“I wouldn't have, would not have, if it didn't have meaning.”
“Still, I doubt somewhat that it meant to you just what it did to, to me,” he swallowed hard, “For a moment, I could believe it wasn't me you were kissing off – that it was, that it was him
He took another deep breath, “And then you left the Enterprise, and you began your life away. And there were letters. I knew they weren't just being sent to me, but I could, I could believe they were, if I felt it hard enough. And there were photographs! If I squinted just right, I could, I could believe that it was you and me in front of your new business venture, you and I standing on a beach, and you and I holding our, our son,” he stopped.
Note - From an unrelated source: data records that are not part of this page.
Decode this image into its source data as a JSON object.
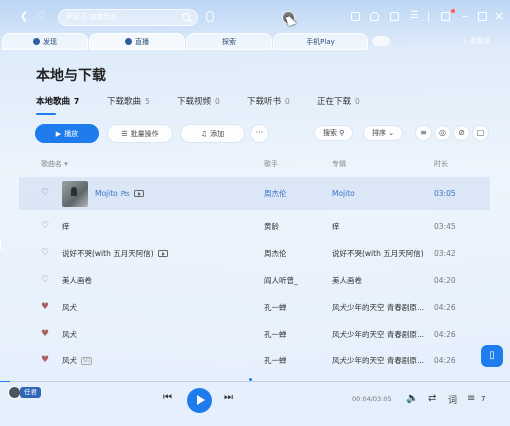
{
  "titlebar": {
    "search_placeholder": "萨丽莎 如愿印水",
    "icons": [
      "back-icon",
      "forward-icon",
      "search-icon",
      "mic-icon",
      "message-icon",
      "skin-icon",
      "mail-icon",
      "menu-icon",
      "minimode-icon",
      "minimize-icon",
      "maximize-icon",
      "close-icon"
    ]
  },
  "tabs": [
    {
      "label": "发现"
    },
    {
      "label": "直播"
    },
    {
      "label": "探索"
    },
    {
      "label": "手机Play"
    }
  ],
  "tab_add": "+",
  "lyric_label": "桌面词",
  "page": {
    "title": "本地与下载",
    "subtabs": [
      {
        "label": "本地歌曲",
        "count": "7"
      },
      {
        "label": "下载歌曲",
        "count": "5"
      },
      {
        "label": "下载视频",
        "count": "0"
      },
      {
        "label": "下载听书",
        "count": "0"
      },
      {
        "label": "正在下载",
        "count": "0"
      }
    ],
    "toolbar": {
      "play_label": "播放",
      "batch_label": "批量操作",
      "add_label": "添加",
      "more_label": "···",
      "search_label": "搜索",
      "sort_label": "排序"
    }
  },
  "table": {
    "headers": {
      "title": "歌曲名",
      "artist": "歌手",
      "album": "专辑",
      "duration": "时长"
    },
    "rows": [
      {
        "title": "Mojito",
        "artist": "周杰伦",
        "album": "Mojito",
        "duration": "03:05",
        "liked": false,
        "playing": true
      },
      {
        "title": "痒",
        "artist": "黄龄",
        "album": "痒",
        "duration": "03:45",
        "liked": false
      },
      {
        "title": "说好不哭(with 五月天阿信)",
        "artist": "周杰伦",
        "album": "说好不哭(with 五月天阿信)",
        "duration": "03:42",
        "liked": false
      },
      {
        "title": "美人画卷",
        "artist": "阎人听曾_",
        "album": "美人画卷",
        "duration": "04:20",
        "liked": false
      },
      {
        "title": "风犬",
        "artist": "孔一蝉",
        "album": "风犬少年的天空 青春剧原...",
        "duration": "04:26",
        "liked": true
      },
      {
        "title": "风犬",
        "artist": "孔一蝉",
        "album": "风犬少年的天空 青春剧原...",
        "duration": "04:26",
        "liked": true
      },
      {
        "title": "风犬",
        "artist": "孔一蝉",
        "album": "风犬少年的天空 青春剧原...",
        "duration": "04:26",
        "liked": true
      }
    ]
  },
  "player": {
    "user_name": "任君",
    "time": "00:04/03:05",
    "progress_fraction": 0.02,
    "queue_count": "7"
  },
  "colors": {
    "accent": "#1f7cec",
    "liked": "#a86060",
    "playing_text": "#3a73c9"
  }
}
“I don't, I don't want you to go through a divorce. I don't want your home broken up. I don't wish your, your husband dead. It's not that. Not at all. I told you – unattainable women. And you are, you became unattainable almost immediately and now, suddenly, you're attainable. But it's all due to this damnable gas they give us to breathe. It is what I want, it is my, my love
, yes, that's the right word – it is my love. It is what I dreamt of, and not just chastely, but for you, it's forcing and it's not you really wanting to do it. As you close your eyes, I imagine you think of, of him. And that hurts so much, so much more. I have waited for, for this. But it's not what I truly desired. The Witannen have perverted it. For so long I've wanted to be close to you. Now all I want to do is crawl away and die.”
“See? Pretty puppy!” Yimar said, “Pet nicely, Joss.”
“There are lots of animals to see here,” Brian said, “Doctor Phlox, can we bring him here tomorrow, maybe look at a different animal? If it's not, uh, too much trouble. He's really lonely without Lili.”
“That's understandable,” Phlox said, “Hmm, the Derellian bat will be coming out of its two week hibernation cycle. He can feed it a few pellets, assuming there's no medical emergency tomorrow.”
“Thank you. You're a lifesaver,” Yimar gushed.
“I have been told that before,” Phlox smiled, “But it's still nice to hear.”
They were silent for a while. Lili turned and put her hand on Malcolm's back. Edge of a cliff, she thought to herself. But it was not necessarily such a scary cliff. She moved in closer and pushed her arms through and around his waist. She leaned her mouth on his shoulder and held it there a while.
Finally, she said, very quietly, “Please. Can you turn around? A little? Please? Because, uh, I'm getting tired of, of kissing your shoulder, Malcolm. I'd really rather kiss your mouth.”
He turned to face her, “Are you certain?”
She nodded vigorously, “Lili-Flower, right?”
“Yes. You weren't supposed to hear that, either. I've made quite a hash of things.”
“Heavenly hash is a great ice cream flavor.”
“No ice cream for me, thanks,” he said, “Maybe something sweeter.”
They kissed until the gas started, then rapidly moved onto other things.